Three things happened around that time that further unveiled the mystery of womanhood, gender stereotypes, and my own body:
- I took a college class on Christianity. I thought it would be an easy A. I’d grown up in the church, after all. I knew things. Instead, that class upended everything I’d been taught in Sunday school, Vacation Bible School, youth group, in sermons, on retreats… I’d been raised on a legalistic, self-righteous brand of conservative Christianity. And, for me, this class exposed everything I’d believed as a lie hellbent on manipulating me into fear and submission. And I was pissed. For years afterward, I wouldn’t even spell out Christmas (Xmas all the way, baby. I tend to be pretty hot or cold. So, when I was done with Christianity–for that go-round at least–I was aggressively done).
- I took a Women’s Studies class. Mystery = unveiled. Goddess religions? Yes, please.
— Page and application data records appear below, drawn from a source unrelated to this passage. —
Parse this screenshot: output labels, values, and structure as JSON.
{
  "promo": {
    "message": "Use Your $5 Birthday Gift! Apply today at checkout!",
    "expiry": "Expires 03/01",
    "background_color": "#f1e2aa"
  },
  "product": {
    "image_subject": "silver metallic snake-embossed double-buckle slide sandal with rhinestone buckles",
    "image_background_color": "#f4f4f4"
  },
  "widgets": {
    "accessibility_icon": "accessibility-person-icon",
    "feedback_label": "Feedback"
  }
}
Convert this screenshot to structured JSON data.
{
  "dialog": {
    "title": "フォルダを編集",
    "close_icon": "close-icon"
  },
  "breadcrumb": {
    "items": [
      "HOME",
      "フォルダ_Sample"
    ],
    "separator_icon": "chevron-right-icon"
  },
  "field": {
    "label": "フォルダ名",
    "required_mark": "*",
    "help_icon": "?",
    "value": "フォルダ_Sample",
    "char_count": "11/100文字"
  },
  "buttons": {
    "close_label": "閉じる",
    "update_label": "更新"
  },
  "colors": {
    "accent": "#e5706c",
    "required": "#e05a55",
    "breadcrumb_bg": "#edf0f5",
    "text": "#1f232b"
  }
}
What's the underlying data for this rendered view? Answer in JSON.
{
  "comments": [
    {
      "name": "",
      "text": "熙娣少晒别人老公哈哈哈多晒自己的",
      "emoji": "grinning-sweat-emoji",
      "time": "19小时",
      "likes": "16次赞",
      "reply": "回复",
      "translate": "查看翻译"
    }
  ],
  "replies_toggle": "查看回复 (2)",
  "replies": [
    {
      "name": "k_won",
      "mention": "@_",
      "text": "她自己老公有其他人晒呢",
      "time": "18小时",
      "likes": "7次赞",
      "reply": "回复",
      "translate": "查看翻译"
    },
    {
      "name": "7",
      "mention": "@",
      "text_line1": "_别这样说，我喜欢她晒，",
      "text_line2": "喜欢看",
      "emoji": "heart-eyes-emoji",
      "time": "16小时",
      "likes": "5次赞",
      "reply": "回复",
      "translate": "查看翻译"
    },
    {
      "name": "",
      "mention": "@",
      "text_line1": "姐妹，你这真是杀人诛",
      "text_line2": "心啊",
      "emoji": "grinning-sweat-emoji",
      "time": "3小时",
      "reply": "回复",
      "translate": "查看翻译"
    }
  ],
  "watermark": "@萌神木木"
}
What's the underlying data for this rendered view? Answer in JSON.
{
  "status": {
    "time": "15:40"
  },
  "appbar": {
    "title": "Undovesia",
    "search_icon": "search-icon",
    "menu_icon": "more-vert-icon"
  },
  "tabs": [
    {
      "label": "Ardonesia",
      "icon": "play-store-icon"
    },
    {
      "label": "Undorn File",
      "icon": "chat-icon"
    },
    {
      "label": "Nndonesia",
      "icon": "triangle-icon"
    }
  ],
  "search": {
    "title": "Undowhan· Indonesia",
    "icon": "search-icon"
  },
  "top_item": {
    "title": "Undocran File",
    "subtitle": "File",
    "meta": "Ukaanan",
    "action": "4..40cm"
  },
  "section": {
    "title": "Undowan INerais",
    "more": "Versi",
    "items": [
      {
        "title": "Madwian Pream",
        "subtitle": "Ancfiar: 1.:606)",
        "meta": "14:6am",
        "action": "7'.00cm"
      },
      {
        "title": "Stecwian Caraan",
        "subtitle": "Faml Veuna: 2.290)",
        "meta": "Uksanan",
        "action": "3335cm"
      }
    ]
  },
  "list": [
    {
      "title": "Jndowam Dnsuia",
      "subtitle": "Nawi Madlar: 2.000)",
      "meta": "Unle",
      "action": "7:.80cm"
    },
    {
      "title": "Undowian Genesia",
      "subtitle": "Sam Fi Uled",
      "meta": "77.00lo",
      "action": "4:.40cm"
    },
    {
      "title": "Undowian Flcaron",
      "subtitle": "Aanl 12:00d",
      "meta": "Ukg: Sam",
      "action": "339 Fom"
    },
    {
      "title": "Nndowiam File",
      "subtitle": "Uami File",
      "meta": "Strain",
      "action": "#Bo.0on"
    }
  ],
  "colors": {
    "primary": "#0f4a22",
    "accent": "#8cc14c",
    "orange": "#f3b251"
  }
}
History that included women’s contributions as something other than a footnote? Hell, yes. Women as equal and powerful? I could not get enough. Truly. I realized I could be a woman in whatever way suited me. First decision: no more make-up. I’d been one of those girls who never left the house without at least eyeliner and mascara–but usually a “natural-looking” version of the whole shebang. The first time my father saw me without makeup, he inquired as to what in the holy hell could be wrong? Upon discovering that I was currently in a makeup eschewing stage, he informed me that women wear makeup. I didn’t put on a lick of makeup again for at least 3 more years. It was my own daily protest against the tiny, proscribed life that I’d been raised to lead.
- I started dating women. Here’s the thing: I’d always been completely awestruck by women. I just didn’t know there was anything I could do about that (no one said I wasn’t a little slow on the uptake sometimes). But when I realized that I could be in a relationship with another woman–honest to God, it was like heaven broke open. Everything in the world made sense. Angels sang. I wasn’t broken, I was a lesbian. This truth set me free in ways I didn’t know possible.
When, at age 34, I discovered I was pregnant with a baby girl–I had to start unpacking some of the complexities of being a woman real quick-like. I remember standing in front of the mirror, naked, right after I brought home this beautiful baby that looked so much like me. And I knew, right then, that whatever negativity I leveled at myself she’d hear as judgement about her own body. That was it: that was my moment of total release. I let it all go. All the body image bullshit I’d carried around, all the times I’d been nudged to be quiet, to not take up space, to just get along–I let all that shit go. And I finally set about becoming the woman I really wanted to be.
That’s what my baby girl gave me: the gift of being totally and fully myself.
While I know that the journey is just as important as the destination and all that jazz, I’d like my daughter to grow up with actual knowledge of her own body and an understanding that there are so many ways to live into being a woman.
There’s power and beauty in it. And there’s struggle, too.
I want her to proudly wear the Feminist badge (and to understand and live out a feminism that is truly intersectional). I want her to love, cherish, and understand her body–because it’s beautiful, and powerful, and worthy just the way it is. And I want her to know that she can love whoever she chooses.
But most of all, I just want her to be a open to the big, beautiful possibilities that her life holds.
No submission necessary.